**Your goal**
Only lines that contain the word "java" belong in the answer; copy them from the records below.

Dataset rows for apps and sites
%%

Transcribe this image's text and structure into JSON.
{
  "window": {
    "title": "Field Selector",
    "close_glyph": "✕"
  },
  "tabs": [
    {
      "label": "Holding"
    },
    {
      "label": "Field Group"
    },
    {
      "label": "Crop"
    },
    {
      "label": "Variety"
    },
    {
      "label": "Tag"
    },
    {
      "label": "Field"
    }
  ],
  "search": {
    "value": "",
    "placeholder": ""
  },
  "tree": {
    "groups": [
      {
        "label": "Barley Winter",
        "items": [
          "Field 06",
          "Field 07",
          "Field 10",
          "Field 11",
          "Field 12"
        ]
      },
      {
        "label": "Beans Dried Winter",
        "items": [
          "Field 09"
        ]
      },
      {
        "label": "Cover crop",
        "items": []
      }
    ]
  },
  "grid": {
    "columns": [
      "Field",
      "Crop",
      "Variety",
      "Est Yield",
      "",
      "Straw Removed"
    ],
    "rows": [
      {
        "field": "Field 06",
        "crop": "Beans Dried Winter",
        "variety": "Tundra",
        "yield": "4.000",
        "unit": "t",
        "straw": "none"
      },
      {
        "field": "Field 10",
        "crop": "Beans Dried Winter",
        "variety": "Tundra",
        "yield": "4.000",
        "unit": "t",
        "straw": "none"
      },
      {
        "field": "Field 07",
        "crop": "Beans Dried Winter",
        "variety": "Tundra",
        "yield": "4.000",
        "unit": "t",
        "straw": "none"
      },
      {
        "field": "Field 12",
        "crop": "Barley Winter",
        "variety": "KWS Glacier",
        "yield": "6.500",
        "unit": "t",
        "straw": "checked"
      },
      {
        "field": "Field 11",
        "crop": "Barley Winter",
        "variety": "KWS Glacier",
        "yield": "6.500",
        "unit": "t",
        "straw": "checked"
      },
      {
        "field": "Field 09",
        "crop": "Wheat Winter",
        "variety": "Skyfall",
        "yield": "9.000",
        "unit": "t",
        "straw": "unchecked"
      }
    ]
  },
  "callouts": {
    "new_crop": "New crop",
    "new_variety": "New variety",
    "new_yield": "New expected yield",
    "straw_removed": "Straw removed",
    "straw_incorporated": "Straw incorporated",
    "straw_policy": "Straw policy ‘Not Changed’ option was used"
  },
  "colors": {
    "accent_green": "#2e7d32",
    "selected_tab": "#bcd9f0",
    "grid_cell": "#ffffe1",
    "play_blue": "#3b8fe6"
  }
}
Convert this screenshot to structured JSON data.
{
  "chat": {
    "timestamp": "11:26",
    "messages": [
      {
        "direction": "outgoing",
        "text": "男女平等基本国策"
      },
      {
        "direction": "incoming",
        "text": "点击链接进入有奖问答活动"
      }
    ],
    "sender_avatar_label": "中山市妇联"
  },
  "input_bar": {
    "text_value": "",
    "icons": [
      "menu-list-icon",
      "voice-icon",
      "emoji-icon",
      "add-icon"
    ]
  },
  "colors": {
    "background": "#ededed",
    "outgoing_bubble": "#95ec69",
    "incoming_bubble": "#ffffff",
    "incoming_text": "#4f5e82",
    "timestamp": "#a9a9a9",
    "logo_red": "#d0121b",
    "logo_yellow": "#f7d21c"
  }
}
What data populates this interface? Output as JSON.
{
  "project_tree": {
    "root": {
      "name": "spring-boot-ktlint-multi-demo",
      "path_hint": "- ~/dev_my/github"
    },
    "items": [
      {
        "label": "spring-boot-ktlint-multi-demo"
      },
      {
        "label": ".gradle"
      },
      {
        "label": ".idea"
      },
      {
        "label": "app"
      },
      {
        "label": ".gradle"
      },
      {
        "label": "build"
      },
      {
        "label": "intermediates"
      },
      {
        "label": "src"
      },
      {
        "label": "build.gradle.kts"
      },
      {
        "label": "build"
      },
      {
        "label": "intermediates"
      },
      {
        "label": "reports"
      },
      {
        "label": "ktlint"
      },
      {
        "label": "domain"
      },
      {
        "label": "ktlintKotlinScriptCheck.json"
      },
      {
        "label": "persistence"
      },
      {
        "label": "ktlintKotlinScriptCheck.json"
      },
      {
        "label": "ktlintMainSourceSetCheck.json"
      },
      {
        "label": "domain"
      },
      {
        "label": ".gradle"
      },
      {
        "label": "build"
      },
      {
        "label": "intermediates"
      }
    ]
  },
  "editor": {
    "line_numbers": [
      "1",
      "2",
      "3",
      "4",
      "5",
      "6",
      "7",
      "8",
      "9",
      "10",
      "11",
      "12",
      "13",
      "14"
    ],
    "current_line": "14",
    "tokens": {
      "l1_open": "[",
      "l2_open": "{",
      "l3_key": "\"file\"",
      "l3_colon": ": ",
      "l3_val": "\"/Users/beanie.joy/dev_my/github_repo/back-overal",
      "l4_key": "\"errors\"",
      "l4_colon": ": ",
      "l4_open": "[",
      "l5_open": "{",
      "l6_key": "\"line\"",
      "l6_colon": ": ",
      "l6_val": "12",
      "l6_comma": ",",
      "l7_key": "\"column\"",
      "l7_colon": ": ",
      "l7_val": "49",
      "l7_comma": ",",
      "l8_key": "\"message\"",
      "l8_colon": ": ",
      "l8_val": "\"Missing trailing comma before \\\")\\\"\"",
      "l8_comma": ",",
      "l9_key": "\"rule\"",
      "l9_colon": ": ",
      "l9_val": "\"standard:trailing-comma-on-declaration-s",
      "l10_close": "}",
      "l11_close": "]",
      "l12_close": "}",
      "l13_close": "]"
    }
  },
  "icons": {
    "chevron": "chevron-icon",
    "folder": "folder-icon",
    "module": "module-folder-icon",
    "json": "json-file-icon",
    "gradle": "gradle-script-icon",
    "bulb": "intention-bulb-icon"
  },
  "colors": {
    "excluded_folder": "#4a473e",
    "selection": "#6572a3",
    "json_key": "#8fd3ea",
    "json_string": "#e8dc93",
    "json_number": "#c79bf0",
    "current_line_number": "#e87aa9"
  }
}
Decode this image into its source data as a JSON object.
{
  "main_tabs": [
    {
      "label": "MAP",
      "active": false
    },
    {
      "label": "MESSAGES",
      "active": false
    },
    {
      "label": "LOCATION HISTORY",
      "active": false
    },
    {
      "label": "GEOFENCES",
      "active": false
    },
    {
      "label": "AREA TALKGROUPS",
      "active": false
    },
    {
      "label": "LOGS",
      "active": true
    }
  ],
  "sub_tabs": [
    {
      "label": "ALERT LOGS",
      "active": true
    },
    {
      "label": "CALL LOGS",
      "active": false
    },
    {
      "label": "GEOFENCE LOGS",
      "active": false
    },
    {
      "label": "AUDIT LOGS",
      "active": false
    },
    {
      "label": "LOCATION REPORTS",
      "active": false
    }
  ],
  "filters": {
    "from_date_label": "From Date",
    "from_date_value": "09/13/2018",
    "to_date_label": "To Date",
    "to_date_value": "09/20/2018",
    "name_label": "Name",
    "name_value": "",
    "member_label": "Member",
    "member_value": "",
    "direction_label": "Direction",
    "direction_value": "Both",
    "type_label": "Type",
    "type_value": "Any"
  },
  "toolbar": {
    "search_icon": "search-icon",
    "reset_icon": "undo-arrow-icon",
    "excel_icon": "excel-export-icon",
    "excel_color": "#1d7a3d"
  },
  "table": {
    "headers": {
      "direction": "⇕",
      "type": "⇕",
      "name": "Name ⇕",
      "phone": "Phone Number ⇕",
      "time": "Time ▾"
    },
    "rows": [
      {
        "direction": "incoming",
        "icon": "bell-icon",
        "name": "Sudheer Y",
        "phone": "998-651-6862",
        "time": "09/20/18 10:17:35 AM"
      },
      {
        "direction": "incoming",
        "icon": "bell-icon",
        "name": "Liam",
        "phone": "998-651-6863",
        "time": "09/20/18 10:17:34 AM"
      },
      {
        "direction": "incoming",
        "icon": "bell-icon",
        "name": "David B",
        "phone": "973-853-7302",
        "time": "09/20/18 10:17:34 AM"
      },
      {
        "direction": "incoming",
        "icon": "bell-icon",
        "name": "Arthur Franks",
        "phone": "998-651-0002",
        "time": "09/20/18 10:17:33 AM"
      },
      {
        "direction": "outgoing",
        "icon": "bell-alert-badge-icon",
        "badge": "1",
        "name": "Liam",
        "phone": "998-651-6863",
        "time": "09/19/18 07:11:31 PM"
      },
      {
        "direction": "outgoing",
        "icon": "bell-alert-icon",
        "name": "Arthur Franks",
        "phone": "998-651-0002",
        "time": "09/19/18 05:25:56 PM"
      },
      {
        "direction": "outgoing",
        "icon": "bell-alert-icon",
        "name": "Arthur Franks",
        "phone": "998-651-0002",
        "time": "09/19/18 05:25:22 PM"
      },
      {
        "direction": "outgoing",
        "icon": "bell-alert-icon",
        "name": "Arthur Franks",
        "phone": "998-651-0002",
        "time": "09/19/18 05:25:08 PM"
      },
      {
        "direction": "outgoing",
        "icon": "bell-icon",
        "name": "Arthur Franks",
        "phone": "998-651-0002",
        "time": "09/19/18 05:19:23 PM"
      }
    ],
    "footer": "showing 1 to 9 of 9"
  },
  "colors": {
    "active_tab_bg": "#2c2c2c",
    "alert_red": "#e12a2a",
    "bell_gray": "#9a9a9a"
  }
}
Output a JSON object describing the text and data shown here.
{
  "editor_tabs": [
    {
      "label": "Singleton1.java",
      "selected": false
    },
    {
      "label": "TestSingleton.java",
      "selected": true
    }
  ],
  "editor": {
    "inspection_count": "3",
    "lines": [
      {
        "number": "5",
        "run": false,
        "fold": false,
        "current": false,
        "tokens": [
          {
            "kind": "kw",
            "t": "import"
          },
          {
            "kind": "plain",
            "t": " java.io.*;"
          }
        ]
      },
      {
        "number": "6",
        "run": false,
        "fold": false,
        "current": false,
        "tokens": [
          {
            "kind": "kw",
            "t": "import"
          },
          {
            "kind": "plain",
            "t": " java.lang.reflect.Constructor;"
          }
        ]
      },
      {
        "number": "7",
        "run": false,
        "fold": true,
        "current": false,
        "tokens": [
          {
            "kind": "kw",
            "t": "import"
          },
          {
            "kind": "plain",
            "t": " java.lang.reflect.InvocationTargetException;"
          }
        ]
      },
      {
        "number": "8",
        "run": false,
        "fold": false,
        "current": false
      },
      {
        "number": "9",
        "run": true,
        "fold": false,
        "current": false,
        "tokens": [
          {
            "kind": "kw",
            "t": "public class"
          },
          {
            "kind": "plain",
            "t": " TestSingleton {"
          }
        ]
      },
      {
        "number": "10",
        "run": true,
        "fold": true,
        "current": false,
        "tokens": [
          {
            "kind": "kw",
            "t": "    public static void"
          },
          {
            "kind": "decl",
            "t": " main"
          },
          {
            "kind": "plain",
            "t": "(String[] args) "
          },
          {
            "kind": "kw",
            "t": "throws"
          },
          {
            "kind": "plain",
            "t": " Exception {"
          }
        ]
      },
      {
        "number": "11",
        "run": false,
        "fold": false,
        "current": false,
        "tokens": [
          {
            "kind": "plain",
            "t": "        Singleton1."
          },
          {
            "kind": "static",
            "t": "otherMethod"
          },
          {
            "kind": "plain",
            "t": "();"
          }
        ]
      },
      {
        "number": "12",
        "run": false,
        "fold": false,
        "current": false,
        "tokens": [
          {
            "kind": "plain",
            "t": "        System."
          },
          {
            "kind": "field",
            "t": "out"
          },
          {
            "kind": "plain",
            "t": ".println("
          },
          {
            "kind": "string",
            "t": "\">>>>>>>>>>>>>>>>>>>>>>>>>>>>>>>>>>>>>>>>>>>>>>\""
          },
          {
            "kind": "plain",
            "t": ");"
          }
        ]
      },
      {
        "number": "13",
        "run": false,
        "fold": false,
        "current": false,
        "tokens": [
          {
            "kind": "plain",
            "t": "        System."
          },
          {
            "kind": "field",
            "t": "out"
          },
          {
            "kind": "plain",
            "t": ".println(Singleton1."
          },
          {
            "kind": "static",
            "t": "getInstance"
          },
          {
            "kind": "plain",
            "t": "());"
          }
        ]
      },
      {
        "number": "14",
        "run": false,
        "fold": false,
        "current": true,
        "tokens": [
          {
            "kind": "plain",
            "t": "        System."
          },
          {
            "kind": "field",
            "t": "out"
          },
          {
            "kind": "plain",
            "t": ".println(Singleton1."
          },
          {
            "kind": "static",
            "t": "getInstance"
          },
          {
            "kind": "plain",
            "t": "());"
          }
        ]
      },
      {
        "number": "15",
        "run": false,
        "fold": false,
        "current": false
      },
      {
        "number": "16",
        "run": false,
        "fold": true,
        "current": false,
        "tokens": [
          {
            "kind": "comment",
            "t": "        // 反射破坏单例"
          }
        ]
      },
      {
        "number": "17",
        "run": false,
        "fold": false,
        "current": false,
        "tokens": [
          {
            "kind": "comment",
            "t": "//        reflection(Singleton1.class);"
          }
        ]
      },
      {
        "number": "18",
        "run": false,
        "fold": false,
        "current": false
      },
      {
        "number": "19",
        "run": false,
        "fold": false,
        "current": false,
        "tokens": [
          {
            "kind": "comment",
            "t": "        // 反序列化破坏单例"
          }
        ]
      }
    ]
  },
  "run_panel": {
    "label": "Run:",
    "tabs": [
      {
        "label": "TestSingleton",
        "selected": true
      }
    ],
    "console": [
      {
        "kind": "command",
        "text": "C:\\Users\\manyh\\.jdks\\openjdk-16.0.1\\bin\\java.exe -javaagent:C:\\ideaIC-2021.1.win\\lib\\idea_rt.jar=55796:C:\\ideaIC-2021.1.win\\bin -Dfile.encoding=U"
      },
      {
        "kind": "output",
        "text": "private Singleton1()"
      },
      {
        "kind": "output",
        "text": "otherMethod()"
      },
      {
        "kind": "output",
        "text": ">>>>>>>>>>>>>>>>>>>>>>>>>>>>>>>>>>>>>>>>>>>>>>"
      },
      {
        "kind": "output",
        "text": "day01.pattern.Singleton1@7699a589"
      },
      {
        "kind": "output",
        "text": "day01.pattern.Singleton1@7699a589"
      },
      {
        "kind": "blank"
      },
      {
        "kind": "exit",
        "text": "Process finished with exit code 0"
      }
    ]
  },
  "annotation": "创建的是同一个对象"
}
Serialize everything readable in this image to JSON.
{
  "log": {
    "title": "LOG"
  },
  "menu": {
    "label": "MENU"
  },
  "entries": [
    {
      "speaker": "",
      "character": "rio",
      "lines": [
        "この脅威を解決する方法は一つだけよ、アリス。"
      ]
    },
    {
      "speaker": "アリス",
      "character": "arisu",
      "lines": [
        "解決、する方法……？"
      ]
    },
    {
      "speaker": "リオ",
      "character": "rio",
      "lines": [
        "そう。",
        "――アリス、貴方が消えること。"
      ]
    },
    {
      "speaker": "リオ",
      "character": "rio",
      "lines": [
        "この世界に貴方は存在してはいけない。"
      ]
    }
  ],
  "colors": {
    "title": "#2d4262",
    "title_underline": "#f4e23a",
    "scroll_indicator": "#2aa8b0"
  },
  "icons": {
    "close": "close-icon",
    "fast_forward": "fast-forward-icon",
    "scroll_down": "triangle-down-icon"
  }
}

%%

**The completed task**
      "label": "Singleton1.java",
      "label": "TestSingleton.java",
            "t": " java.io.*;"
            "t": " java.lang.reflect.Constructor;"
            "t": " java.lang.reflect.InvocationTargetException;"
        "text": "C:\\Users\\manyh\\.jdks\\openjdk-16.0.1\\bin\\java.exe -javaagent:C:\\ideaIC-2021.1.win\\lib\\idea_rt.jar=55796:C:\\ideaIC-2021.1.win\\bin -Dfile.encoding=U"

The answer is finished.